Congress is gone. Yeah, I miss them, too.
All the members are off on a five-week recess, after which they’ll return for a few days, then go away again, then hobble back as lame ducks. This is going to do terrible things to the congress-ional approval rating, which had climbed all the way up to 17 percent at one point this year. Now it’s sunk to BP oil spill level, and it’s only a matter of time before we’re back to the point where poll respondents say they have a more favorable attitude toward “the U.S. becoming communist.”
You are probably wondering what your elected officials have been up to. Well, the best news is that House and Senate leaders worked out a plan to avoid a government shutdown for six more months by agreeing to just keep doing whatever it is we’re doing now.

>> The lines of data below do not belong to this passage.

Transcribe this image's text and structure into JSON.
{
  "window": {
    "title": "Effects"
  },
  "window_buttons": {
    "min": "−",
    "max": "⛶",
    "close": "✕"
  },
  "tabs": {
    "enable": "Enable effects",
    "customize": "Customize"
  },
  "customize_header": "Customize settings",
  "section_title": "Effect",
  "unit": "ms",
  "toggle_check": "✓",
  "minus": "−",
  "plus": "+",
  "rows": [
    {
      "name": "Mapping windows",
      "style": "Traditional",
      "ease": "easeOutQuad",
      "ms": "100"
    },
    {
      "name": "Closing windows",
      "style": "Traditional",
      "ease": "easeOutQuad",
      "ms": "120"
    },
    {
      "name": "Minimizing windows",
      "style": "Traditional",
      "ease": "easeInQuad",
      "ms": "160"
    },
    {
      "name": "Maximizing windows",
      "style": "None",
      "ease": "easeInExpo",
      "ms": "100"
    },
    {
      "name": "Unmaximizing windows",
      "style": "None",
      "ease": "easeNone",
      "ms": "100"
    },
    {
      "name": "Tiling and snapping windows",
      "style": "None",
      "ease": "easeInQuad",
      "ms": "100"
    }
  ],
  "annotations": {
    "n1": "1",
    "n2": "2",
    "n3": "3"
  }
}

This is known as “kicking the can down the road.” Failure to kick the can down the road can lead to “falling off the fiscal cliff.” There are so many of these crises looming that falling off a cliff should be reclassified as an Olympic event.
Just last week, Congress failed to protect the Postal Service from tumbling, and the service defaulted on a $5.5 billion payment for future retiree health benefits. It was the first time that the U.S. mail system failed to meet a financial obligation since Benjamin Franklin invented it.
The Postal Service has multiple financial problems, and, earlier this year, the Senate passed a bipartisan bill to deal with them. It would not have fixed everything, or even resolved the question of whether the strapped agency would be allowed to discontinue Saturday mail delivery as a cost-savings measure. “It’s not perfect,” admitted Sen. Tom Carper of Delaware, one of the sponsors.
At this point, the American public has been so beaten down by congressional gridlock that “it’s not perfect” sounds fine. In fact, we’d generally be willing to settle for “it’s pretty terrible, but at least it’s something.”
The Senate plan would have definitely been preferable to the Postal Service default, which could be followed by an all-purpose running-out-of-cash later this fall. Carper was pretty confident that if the House passed a postal bill of any stripe, the two sides could work out a compromise during the long August vacation. That would presumably be a watered-down version of imperfection, which, as I said, is exactly what we’re currently dreaming about.
But the House leadership wouldn’t bring anything up for a vote. Speaker John Boehner never said why. Perhaps he was afraid voters would blame his members for the closing of underused post offices. There is nothing Congress cares more about than post offices, 38 of which the House has passed bills to rename over the past 18 months.
So, no Postal Service bill. You can’t deal with every single thing, and the House had a lot on its to-do list, such as voting to repeal the Obama health care law on 33 separate occasions.
Meanwhile, the national farm program was teetering on the cliff.
The farm bill has long been a classic congressional compromise, combining aid to agriculture with the food stamp program, so there’s pretty much something for everybody. The Senate recently voted 64-35 to approve a new five-year authorization, which reformed some of the most egregious bad practices, like paying farmers not to grow crops. It was, I hardly need mention, not perfect.
Then, the House Agriculture Committee passed a bipartisan farm bill itself. Yes! In the House, people! Everybody was on board!
Then, the House leadership refused to allow it to go up for a vote. Boehner told reporters “no decision has been made” about what to do next, without giving any hint as to when said decision might be coming along.
The problem appears to be tea party hatred for the food stamp program. But who knows? Boehner isn’t saying. Maybe his members want the power to rename the farms.
The House Agriculture Committee chairman, Frank Lucas, just kept making sad little noises. Lucas is from Oklahoma. His state is having a terrible drought. It’s been more than 100 degrees there forever. As a gesture of appeasement, the leadership did allow passage of a narrow bill providing disaster relief to cattle and sheep ranchers. The Senate dismissed it as too little, too late.
Meanwhile, several attempts to get a bill passed on cybersecurity for the nation’s power grid, water supply and financial systems failed entirely.
Maybe Congress will pick up the ball when it comes back to town for a couple of weeks this fall before the election. But it already has a full agenda of futile, symbolic votes plus the crucial kicking the can down the road.
Maybe it’s possible to have a negative approval rating.Gail Collins is a New York Times columnist.